Fox News’ Laura Ingraham: “Here’s some advice.  Don’t build a big hearing around a lawyer who told you he didn’t want to be there.”

Fox News Contributor Sara Carter: “Dems disappoint with #Mueller show...while Bob Ducks and Weaves”

Former Sen. Claire McCaskill (D-MO): “I think the Democrats have to be disappointed that he didn’t more vigorously defend his process and the team.”

Harvard Law School Professor Laurence Tribe: “Much as I hate to say it, this morning’s hearing was a disaster.”

MSNBC’s Jeremy Bash: “He kind of sucked the life out of the report.”

MSNBC’s Ari Melber: “[Mueller] did not build on a case for impeachment the way some House Democrats hoped”

NBC News’ Jonathan Allen: “WOW: Big reversal. Ratcliffe undercuts Lieu, gets Mueller to go back on OLC memo testimony.”

NBC News’ Richard Engel: “Painful to watch Mueller testimony.  So few answers.  So many unanswered questions. No flow. Hard to understand the larger issues. Confusing, even if you are deeply steeped in the case.”

NBC News’ Chuck Todd: “On optics, this was a disaster.”

New Yorker’s Susan Glasser: “Sometimes the book actually is better than the movie. #MuellerReport”

New York Post Editorial Board: “By all accounts, House Judiciary Committee Chairman Jerry Nadler hoped that dragging in former special counsel Bob Mueller for a hearing would jump-start his drive to get going on impeachment. Oops: It was a total waste of time.”

One America News Network’s Liz Wheeler: “No collusion, no conspiracy, no proof of obstruction.
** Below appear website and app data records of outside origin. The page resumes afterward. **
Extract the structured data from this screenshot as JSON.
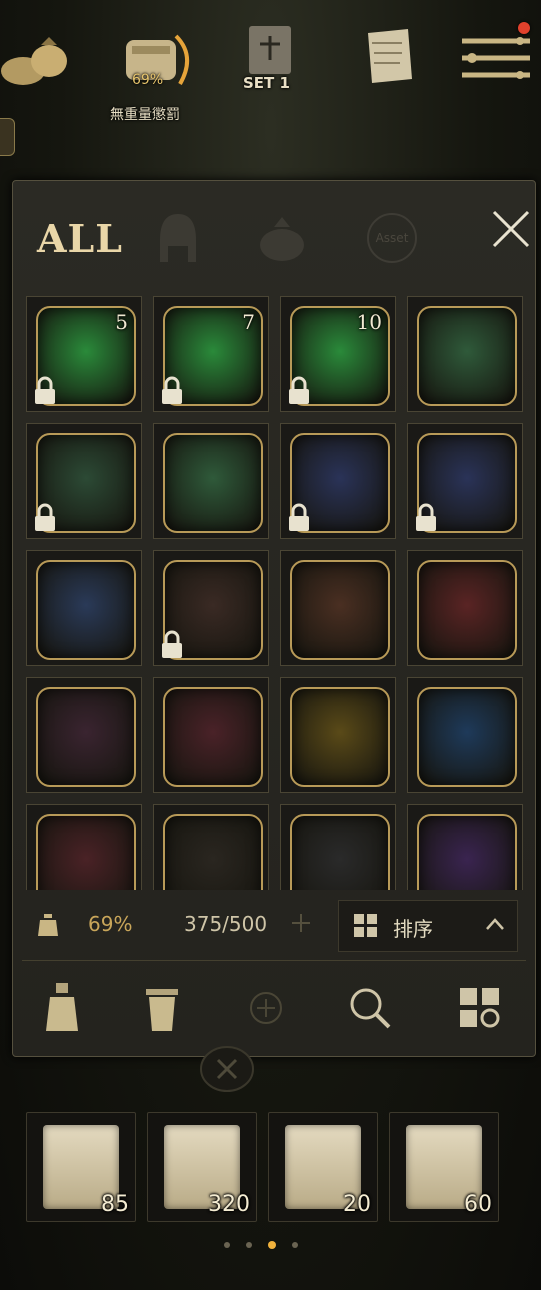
{
  "top": {
    "weight_percent": "69%",
    "weight_caption": "無重量懲罰",
    "set_label": "SET 1"
  },
  "tabs": {
    "all_label": "ALL",
    "asset_label": "Asset"
  },
  "inventory": {
    "slots": [
      {
        "name": "green-potion-watch",
        "count": "5",
        "locked": true,
        "color": "#2a8a3a"
      },
      {
        "name": "green-potion-watch",
        "count": "7",
        "locked": true,
        "color": "#2a8a3a"
      },
      {
        "name": "green-potion-watch",
        "count": "10",
        "locked": true,
        "color": "#2a8a3a"
      },
      {
        "name": "green-book",
        "count": "",
        "locked": false,
        "color": "#2f5a3a"
      },
      {
        "name": "blue-dragon-crest",
        "count": "",
        "locked": true,
        "color": "#2c4a35"
      },
      {
        "name": "silver-mask-crest",
        "count": "",
        "locked": false,
        "color": "#2f5a3a"
      },
      {
        "name": "red-demon-crest",
        "count": "",
        "locked": true,
        "color": "#2a3358"
      },
      {
        "name": "cyan-orb-crest",
        "count": "",
        "locked": true,
        "color": "#2a3358"
      },
      {
        "name": "yin-yang-crest",
        "count": "",
        "locked": false,
        "color": "#2a3a58"
      },
      {
        "name": "bronze-ornament-crest",
        "count": "",
        "locked": true,
        "color": "#3a2a24"
      },
      {
        "name": "bronze-beast-crest",
        "count": "",
        "locked": false,
        "color": "#4a2f22"
      },
      {
        "name": "red-figure-crest",
        "count": "",
        "locked": false,
        "color": "#5a2424"
      },
      {
        "name": "dark-orb-crest",
        "count": "",
        "locked": false,
        "color": "#3a2430"
      },
      {
        "name": "blue-star-crest",
        "count": "",
        "locked": false,
        "color": "#4a2228"
      },
      {
        "name": "gold-skull-crest",
        "count": "",
        "locked": false,
        "color": "#5a4a18"
      },
      {
        "name": "blue-crystal-crest",
        "count": "",
        "locked": false,
        "color": "#1e3a5a"
      },
      {
        "name": "silver-watch-crest",
        "count": "",
        "locked": false,
        "color": "#4a2226"
      },
      {
        "name": "ruby-ornament",
        "count": "",
        "locked": false,
        "color": "#2a2620"
      },
      {
        "name": "silver-blade",
        "count": "",
        "locked": false,
        "color": "#2a2a2a"
      },
      {
        "name": "gold-emblem-crest",
        "count": "",
        "locked": false,
        "color": "#3a2450"
      }
    ]
  },
  "status": {
    "weight_percent": "69%",
    "capacity": "375/500",
    "sort_label": "排序"
  },
  "quickbar": {
    "items": [
      {
        "name": "horn-scroll",
        "count": "85"
      },
      {
        "name": "arrow-scroll",
        "count": "320"
      },
      {
        "name": "shield-scroll",
        "count": "20"
      },
      {
        "name": "home-scroll",
        "count": "60"
      }
    ]
  },
  "colors": {
    "accent_gold": "#c9a65a",
    "panel_bg": "#26251f",
    "notification_red": "#e0412c"
  }
}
Oh wait... we already knew this. Big winner in today’s hearings was @realDonaldTrump.”

Politico’s John Bresnahan: “Getting worse as hearing goes on, similar to morning session”

Politico’s Blake Hounshell: “[I]t’s pretty clear that today’s hearings haven’t been the televised Mueller report that many on the left were hoping it would be.”

Politico’s Blake Hounshell: “One has to wonder, too, where Democrats go from here.”

Politico Playbook Headline: “Mueller gives impeachment crowd little to work with”

Radio Host Hugh Hewitt: “SC Mueller just walked back everything Democrat’s thought he had given them this morning even though it was the thinnest gruel to begin with.”

Yahoo News’ Michael Isikoff: “Mueller seems increasingly befuddled.”

Washington Examiner’s Keith Koffler: “Democrats inviting Mueller to testify is working out about as well as the prosecution asking O.J. to try on the glove.”

The Washington Post’s Aaron Blake: “Mueller corrects his exchange with Lieu. It’s not what Democrats wanted it to be.”